Dear Mr. Selig, Division Dissolution Will Not Sell More Baseball Tickets

To dissolve or not to dissolve, that is the question. Commission Bud Selig has been presented with a few ideas to improve the game as MLB tries to offer something new to divert our attention from the steroid saga that simply will not die. The latest ideas include realigning the leagues to do away with the divisions.

The argument, as per Buster Olney, is that the current divisions are quite unfair to both fans and teams. The best teams do not end up with the best records in the league. Invariably a soft schedule or a tough one, as dictated by the division, results in some teams posting an inflated record and others finishing with a record not truly representative of their ability. This hurts both the fans and the teams, forever damning the Blue Jays, Rays, and Orioles to fight for third place in the AL East even though a team like the Rays may be one of the best teams in the American League and fans are done a disservice having to watch the Tigers or Twins in the postseason instead.

I have a couple of problems with this plan. The first is that MLB is not set up to be fair and the second is that the Olney is missing the greatest effect of the divisions, rivalries.

Major League Baseball is not fair by its very nature. There is no observed salary cap that inhibits a team from winning simply by spending money.
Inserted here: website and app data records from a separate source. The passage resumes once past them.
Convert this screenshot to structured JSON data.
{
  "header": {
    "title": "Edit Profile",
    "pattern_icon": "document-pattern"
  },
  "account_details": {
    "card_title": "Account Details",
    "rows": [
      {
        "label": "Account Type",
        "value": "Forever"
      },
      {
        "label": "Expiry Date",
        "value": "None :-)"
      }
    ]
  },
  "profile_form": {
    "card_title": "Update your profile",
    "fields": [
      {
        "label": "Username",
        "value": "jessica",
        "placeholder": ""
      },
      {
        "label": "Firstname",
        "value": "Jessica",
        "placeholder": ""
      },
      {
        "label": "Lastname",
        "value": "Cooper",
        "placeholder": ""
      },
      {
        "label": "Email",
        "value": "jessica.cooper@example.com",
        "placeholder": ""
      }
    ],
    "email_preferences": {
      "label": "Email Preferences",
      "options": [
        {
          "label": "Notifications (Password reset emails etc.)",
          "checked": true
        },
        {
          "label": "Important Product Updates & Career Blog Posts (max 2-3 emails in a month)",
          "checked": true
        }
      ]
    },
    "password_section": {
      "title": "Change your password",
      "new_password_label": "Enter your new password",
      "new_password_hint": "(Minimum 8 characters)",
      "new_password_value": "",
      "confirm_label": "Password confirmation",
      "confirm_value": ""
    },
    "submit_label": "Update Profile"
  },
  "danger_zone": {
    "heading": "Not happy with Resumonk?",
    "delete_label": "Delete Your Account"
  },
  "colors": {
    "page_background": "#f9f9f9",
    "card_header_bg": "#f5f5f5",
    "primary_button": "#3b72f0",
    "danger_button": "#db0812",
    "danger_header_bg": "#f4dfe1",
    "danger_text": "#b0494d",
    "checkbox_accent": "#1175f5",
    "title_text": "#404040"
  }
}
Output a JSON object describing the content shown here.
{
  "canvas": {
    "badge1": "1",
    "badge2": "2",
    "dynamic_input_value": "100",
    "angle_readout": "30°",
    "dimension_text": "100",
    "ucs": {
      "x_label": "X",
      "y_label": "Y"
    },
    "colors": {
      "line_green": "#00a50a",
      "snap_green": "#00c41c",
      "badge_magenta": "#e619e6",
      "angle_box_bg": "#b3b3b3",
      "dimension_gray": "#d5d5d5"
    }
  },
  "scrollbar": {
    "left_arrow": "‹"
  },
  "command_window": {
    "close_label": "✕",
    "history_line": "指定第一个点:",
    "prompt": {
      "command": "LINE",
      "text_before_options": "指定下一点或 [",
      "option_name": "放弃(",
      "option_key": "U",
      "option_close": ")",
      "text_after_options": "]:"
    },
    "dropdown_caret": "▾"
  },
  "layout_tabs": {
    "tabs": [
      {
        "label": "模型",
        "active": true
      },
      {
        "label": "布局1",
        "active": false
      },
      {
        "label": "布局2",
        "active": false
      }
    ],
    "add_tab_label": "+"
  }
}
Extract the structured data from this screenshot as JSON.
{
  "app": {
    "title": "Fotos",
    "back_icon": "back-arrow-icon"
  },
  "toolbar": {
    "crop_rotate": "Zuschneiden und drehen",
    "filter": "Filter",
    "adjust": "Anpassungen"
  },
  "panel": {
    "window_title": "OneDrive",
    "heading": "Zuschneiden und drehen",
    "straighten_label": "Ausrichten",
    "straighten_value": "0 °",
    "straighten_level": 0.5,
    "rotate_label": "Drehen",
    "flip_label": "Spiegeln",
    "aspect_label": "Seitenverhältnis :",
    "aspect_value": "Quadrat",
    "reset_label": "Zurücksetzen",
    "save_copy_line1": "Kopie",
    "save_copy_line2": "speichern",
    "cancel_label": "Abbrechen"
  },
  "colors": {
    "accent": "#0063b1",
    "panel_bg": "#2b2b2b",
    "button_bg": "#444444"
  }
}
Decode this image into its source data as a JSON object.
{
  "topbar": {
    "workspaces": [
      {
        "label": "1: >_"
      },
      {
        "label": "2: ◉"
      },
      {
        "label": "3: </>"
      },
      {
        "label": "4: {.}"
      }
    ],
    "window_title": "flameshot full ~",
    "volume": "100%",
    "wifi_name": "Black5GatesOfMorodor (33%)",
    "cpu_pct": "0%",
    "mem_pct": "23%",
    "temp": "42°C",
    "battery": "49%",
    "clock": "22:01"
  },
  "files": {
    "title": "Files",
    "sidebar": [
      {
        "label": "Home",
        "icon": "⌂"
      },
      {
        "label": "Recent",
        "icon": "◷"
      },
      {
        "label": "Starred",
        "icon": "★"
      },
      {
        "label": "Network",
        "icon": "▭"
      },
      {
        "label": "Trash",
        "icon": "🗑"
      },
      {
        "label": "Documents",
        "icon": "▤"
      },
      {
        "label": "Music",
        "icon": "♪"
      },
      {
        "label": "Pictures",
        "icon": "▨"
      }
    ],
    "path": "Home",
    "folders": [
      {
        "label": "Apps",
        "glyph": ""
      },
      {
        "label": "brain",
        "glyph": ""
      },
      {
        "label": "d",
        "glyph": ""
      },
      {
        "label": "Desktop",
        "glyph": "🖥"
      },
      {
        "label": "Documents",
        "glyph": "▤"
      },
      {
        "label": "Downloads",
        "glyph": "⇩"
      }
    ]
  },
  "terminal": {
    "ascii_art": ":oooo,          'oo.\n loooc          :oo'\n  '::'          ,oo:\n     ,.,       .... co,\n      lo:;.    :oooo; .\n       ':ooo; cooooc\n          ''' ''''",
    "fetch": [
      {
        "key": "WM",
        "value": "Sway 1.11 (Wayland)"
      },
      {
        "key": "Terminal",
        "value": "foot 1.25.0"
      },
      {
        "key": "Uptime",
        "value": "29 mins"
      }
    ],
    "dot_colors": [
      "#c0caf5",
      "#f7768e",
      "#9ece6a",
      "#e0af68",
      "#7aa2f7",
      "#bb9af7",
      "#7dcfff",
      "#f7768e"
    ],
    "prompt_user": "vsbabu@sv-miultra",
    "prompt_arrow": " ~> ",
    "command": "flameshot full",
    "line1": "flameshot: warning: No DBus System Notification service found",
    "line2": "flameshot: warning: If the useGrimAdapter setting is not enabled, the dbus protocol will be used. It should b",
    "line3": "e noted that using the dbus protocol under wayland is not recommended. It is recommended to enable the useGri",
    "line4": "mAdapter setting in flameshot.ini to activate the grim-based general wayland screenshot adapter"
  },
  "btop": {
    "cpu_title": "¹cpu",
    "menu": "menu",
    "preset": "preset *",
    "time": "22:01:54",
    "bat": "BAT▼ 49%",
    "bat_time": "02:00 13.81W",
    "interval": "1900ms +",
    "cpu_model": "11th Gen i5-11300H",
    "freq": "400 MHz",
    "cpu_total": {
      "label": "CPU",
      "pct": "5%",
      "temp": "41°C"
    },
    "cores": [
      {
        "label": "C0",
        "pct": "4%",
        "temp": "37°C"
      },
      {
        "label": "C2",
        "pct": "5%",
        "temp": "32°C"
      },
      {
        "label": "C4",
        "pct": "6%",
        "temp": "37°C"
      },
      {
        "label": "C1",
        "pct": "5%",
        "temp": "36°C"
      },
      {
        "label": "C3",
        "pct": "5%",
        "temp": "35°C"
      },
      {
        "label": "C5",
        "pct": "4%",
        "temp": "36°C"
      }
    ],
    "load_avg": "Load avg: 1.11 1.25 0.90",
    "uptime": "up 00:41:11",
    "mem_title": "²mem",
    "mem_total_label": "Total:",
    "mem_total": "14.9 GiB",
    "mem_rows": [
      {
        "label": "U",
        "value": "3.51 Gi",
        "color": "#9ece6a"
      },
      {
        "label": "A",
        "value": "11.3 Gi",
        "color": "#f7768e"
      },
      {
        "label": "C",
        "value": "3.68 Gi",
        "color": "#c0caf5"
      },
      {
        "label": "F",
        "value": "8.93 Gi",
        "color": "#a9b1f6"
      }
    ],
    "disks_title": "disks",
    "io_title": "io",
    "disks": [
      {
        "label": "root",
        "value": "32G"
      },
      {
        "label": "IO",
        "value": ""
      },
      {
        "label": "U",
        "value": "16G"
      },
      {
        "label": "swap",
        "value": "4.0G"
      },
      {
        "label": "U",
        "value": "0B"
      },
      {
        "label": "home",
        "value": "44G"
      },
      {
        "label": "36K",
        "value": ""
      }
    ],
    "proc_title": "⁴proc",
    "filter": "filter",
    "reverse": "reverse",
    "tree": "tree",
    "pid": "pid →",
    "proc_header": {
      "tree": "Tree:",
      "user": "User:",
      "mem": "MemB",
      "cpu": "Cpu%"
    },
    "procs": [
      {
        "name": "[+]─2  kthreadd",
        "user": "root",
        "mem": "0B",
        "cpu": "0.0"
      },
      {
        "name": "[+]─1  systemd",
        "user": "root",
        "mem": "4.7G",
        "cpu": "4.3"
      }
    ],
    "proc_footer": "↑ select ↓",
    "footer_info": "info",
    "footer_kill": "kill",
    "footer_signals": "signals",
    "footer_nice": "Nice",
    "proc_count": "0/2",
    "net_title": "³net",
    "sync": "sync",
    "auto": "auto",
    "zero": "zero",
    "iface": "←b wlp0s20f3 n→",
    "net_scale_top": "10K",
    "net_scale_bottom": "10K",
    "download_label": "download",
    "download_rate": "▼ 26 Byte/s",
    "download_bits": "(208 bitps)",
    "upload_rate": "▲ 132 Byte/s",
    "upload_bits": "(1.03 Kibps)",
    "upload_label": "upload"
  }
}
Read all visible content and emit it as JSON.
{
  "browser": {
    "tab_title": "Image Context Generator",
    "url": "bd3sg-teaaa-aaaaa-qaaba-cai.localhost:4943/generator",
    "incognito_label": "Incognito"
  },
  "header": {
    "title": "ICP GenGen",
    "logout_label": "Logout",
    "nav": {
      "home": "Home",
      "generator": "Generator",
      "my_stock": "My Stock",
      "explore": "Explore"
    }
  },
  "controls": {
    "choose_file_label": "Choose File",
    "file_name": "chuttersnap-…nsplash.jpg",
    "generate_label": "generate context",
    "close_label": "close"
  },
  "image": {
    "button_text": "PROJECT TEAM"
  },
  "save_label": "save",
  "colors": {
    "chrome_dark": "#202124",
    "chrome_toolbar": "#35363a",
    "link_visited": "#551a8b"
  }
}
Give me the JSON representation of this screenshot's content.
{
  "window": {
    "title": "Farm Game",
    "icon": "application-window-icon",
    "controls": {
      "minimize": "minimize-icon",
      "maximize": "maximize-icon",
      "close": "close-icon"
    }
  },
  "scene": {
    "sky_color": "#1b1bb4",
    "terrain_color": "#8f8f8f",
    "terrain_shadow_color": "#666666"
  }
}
The argument that the teams stuck behind financial power houses like the New York Yankees and Boston Red Sox in the division and would do better in a division-less field of 14 teams battling for four (or six as was another suggestion) playoff spots is null and void because they are still not going to eclipse those teams anytime in the next decade.

If the field was expanded to a six-team postseason with an NFL-like bye round then perhaps this plan would work a little better. Certainly the league and the owners would be in favor of an expanded postseason, but as fan of the most major sports in the U.S. I am happy that there is at least one relatively short postseason tournament. Still, then it seems like the league would simply be expanding the field to give those other teams a chance and to ensure that even if the Yankees and Red Sox have a bad season relative to their annual potential that they could make the playoffs.

The other problem is that Olney is a writer that comes out of the Northeast and does not recognize the effect of the divisions throughout the country. Without divisions the league is left with few rivalries. Only the established grudges would be able to be sustained. By limiting a division to the same teams every year new rivalries are born simply because teams see each other so often. Without this impetus to inspire conflict between fans in Minneapolis and Detroit there are few signature series to highlight consistently every season.

I argue this is important because baseball is no longer “America’s Pastime” and needs to give new fans something to care about. Unless the league only wants Yankees, Red Sox, Chicago Cubs, St. Louis Cardinals, Los Angeles Dodgers, Philadelphia Phillies, and New York Mets fans, the league needs to consider how they would engage the other 23 team markets. The reason sports are popular is because of the sense of competition and a rivalry incites that sense to a degree that is palpable to even the most novice fan.

This dissolution would have the opposite effect that the suggestion is supposed to have, perhaps being so detrimental that baseball would only become a regionally popular sport. Why drive away the rest of the young fans that are already becoming more and more enamored with sports that are minor by comparison but still collectively dangerous to the survival of baseball as a cross-generational tradition? Dissolution is hardly the answer to baseball’s problems no matter how much pundits cringe at the mention of the AL and NL Central.